Aim
To establish a clinical classification for chronic pancreatitis which is user friendly, transparent, relevant, prognosis- as well as treatment-related and offers a frame for future disease evaluation.
Methods
Diagnostic requirements will include one clinical criterion, in combination with well defined imaging or functional abnormalities.
Results
A classification system consisting of three stages (A, B and C) is presented, which fulfils the above-mentioned criteria. Clinical criteria are: pain, recurrent attacks of pancreatitis, complications of chronic pancreatitis (e.g. bile duct stenosis), steatorrhea, and diabetes mellitus. Imaging criteria consist of ductal or parenchymal changes observed by ultrasonography, ERCP, CT, MRI, and/or endosonography.
Conclusion
A new classification of chronic pancreatitis, based on combination of clinical signs, morphology and function, is presented. It is easy to handle and an instrument to study and to compare the natural course, the prognosis and treatment of patients with chronic pancreatitis.
doi:10.1186/1471-230X-9-93
PMCID: PMC2804657  PMID: 20003450
8.  Efficacy of a 7-day course of furazolidone, levofloxacin, and lansoprazole after failed Helicobacter pylori eradication 
BMC Gastroenterology  2009;9:38.
Background
Increasing resistance to clarithromycin and nitroimidazole is the main cause of failure in the Helicobacter pylori eradication. The ideal retreatment regimen remains unclear, especially in developing countries, where the infection presents high prevalence and resistance to antibiotics. The study aimed at determining the efficacy, compliance and adverse effects of a regimen that included furazolidone, levofloxacin and lansoprazole in patients with persistent Helicobacter pylori infection, who had failed to respond to at least one prior eradication treatment regimen.
Methods

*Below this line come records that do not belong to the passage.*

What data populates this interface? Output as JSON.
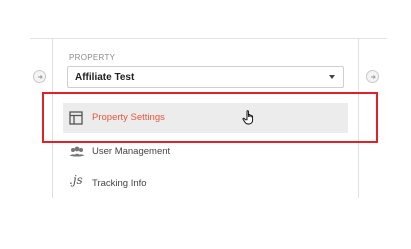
{
  "property": {
    "section_label": "PROPERTY",
    "selected_value": "Affiliate Test"
  },
  "menu": {
    "items": [
      {
        "label": "Property Settings",
        "icon": "property-settings-icon",
        "active": true
      },
      {
        "label": "User Management",
        "icon": "users-icon",
        "active": false
      },
      {
        "label": "Tracking Info",
        "icon": "js-icon",
        "icon_text": ".js",
        "active": false
      }
    ]
  },
  "colors": {
    "active_text": "#e8573c",
    "highlight_border": "#e0202a",
    "active_bg": "#ececec"
  }
}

This study included 48 patients with peptic ulcer disease. Helicobacter pylori infection was confirmed by a rapid urease test and histological examination of samples obtained from the antrum and corpus during endoscopy. The eradication therapy consisted of a 7-day twice daily oral administration of lansoprazole 30 mg, furazolidone 200 mg and levofloxacin 250 mg. Therapeutic success was confirmed by a negative rapid urease test, histological examination and 14C- urea breath test, performed 12 weeks after treatment completion. The Chi-square method was used for comparisons among eradication rates, previous treatments and previous furazolidone use.
Results

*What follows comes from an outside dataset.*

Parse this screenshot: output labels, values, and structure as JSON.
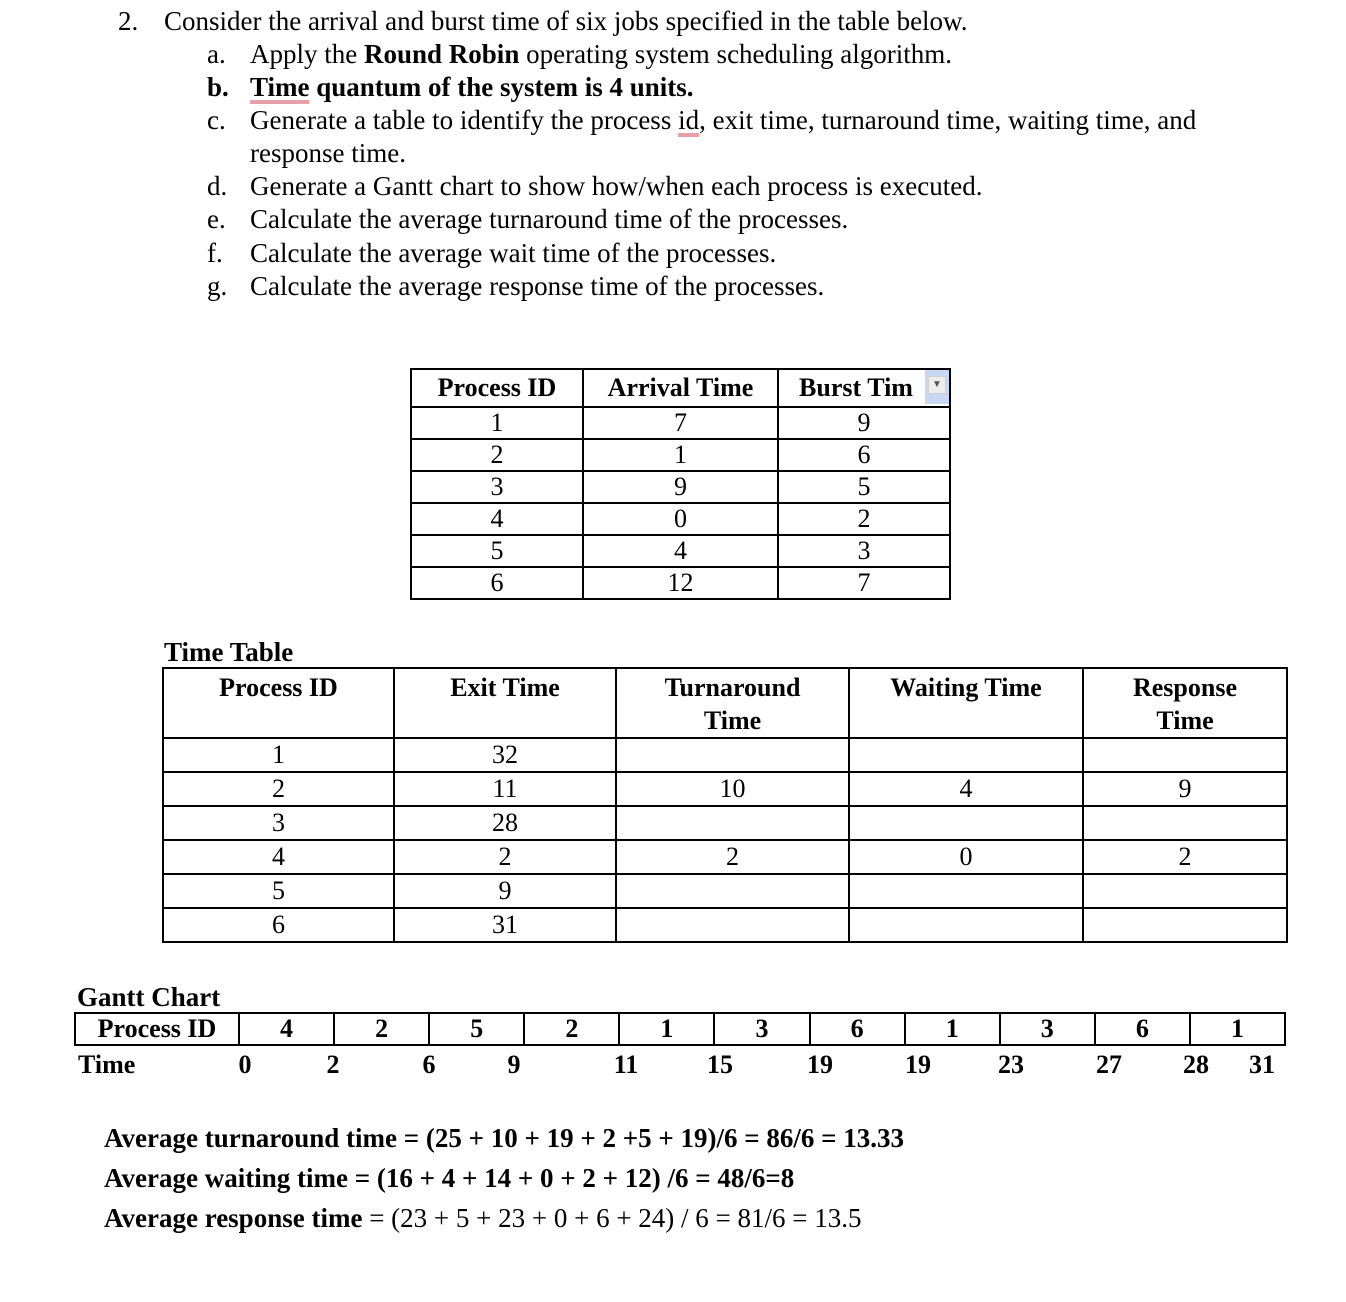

Only one of the 48 patients failed to take all medications, which was due to adverse effects (vomiting). Per-protocol and intention-to-treat eradication rates were 89% (95% CI- 89%–99%) and 88% (88–92%), respectively. Mild and moderate adverse effects were reported by 41 patients (85%). For patients with one previous treatment failure, the eradication rate was 100%. Compared to furazolidone-naïve patients, eradication rates were lower in those who had failed prior furazolidone-containing regimen(s) (74% vs. 100%, p = 0.002).
Conclusion
An empiric salvage-regimen including levofloxacin, furazolidone and lansoprazole is very effective in the eradication of Helicobacter pylori, particularly in patients that have failed one prior eradication therapy.
doi:10.1186/1471-230X-9-38
PMCID: PMC2695477  PMID: 19470177

Results 1-8 (8)